» EXERCISE OBJECTIVE: Which lines of the data below hold "icon"? Copy each of them.

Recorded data
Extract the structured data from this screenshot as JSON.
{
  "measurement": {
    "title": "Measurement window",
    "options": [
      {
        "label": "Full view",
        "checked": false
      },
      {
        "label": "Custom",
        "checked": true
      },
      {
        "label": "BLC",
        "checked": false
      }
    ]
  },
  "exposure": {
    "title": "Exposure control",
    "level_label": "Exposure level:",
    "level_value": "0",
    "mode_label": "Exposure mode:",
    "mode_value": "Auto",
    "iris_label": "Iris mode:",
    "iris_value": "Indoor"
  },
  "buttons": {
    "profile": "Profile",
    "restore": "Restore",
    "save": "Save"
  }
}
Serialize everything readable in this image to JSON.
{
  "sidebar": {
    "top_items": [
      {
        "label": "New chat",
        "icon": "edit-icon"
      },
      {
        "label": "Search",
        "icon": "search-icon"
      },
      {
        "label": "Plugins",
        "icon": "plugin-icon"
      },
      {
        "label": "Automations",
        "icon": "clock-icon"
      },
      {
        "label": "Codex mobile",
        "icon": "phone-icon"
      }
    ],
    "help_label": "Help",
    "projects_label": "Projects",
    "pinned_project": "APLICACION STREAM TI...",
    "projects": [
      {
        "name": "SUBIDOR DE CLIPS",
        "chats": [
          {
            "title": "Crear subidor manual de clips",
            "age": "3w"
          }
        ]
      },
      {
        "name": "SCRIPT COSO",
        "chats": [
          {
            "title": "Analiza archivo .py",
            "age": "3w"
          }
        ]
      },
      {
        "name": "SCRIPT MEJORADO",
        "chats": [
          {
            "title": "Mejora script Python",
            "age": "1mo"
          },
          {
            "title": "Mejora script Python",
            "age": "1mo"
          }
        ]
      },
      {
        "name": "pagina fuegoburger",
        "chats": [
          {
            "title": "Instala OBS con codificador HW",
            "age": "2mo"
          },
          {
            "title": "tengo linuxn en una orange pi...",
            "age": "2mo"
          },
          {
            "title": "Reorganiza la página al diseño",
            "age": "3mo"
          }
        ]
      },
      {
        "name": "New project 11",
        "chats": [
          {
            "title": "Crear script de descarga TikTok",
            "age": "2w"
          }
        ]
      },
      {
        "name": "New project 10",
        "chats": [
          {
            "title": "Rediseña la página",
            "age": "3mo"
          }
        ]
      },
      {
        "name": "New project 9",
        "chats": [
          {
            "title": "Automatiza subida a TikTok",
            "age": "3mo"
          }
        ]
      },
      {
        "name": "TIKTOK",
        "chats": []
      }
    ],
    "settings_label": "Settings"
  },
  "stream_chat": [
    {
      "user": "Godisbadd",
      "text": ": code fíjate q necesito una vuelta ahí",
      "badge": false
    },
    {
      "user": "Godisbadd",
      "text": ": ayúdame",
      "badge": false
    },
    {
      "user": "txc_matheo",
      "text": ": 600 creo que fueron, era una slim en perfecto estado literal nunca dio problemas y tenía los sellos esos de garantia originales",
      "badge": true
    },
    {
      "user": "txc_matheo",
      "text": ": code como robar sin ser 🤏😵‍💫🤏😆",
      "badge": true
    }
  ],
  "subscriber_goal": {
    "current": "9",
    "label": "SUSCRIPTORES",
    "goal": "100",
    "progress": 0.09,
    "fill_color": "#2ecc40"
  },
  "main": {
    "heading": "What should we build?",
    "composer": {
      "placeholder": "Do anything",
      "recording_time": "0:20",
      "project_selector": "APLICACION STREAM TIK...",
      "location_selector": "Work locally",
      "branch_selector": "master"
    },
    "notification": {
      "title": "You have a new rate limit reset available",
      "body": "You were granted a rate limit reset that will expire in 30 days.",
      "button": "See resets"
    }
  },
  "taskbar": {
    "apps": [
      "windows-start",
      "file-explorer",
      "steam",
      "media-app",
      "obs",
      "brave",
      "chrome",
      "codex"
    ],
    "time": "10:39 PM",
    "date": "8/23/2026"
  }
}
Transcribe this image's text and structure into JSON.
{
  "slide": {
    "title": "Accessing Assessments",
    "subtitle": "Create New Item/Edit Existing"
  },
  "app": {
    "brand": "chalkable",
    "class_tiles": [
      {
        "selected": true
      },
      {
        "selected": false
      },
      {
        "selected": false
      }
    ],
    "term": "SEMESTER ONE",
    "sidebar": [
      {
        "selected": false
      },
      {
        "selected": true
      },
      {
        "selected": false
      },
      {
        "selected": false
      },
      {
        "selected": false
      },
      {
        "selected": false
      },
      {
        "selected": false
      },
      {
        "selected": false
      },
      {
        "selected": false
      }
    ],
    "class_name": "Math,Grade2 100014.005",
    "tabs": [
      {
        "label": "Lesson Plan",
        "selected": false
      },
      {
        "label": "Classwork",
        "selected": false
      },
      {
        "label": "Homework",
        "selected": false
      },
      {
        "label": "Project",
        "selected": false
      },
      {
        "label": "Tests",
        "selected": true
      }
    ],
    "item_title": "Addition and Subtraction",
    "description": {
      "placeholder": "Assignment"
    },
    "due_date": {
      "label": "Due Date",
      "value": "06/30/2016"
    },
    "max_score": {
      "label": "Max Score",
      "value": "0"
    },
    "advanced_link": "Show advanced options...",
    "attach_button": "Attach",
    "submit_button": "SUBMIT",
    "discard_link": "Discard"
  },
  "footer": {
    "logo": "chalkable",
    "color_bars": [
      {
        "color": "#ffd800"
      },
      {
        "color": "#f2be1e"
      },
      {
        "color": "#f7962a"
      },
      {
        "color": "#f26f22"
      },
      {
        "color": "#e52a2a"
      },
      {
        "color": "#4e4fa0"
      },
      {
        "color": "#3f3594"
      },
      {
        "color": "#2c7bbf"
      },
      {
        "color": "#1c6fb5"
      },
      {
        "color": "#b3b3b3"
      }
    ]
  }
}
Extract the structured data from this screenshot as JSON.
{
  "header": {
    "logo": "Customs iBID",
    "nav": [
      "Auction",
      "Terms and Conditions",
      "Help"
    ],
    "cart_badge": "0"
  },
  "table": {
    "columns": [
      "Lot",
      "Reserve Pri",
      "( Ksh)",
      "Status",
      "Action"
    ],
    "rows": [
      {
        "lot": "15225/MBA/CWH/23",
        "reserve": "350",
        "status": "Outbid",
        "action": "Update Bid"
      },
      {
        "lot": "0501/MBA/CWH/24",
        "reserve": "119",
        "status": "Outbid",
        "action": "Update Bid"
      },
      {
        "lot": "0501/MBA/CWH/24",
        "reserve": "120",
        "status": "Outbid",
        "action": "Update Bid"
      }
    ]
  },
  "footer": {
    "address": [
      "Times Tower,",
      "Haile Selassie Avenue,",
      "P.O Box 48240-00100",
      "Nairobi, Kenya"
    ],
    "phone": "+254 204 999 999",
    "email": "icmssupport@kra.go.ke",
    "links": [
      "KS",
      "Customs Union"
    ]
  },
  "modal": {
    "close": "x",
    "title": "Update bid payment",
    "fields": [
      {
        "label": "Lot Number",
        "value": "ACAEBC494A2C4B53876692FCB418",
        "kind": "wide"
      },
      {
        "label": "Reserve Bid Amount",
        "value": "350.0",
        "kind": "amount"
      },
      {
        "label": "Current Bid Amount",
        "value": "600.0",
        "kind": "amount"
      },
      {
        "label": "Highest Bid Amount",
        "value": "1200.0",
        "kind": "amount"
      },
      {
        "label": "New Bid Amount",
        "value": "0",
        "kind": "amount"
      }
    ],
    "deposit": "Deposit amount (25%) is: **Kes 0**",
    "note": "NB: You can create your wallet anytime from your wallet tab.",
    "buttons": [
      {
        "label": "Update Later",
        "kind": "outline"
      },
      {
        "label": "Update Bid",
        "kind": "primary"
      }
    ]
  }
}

» EXERCISE RESPONSE:
        "icon": "edit-icon"
        "icon": "search-icon"
        "icon": "plugin-icon"
        "icon": "clock-icon"
        "icon": "phone-icon"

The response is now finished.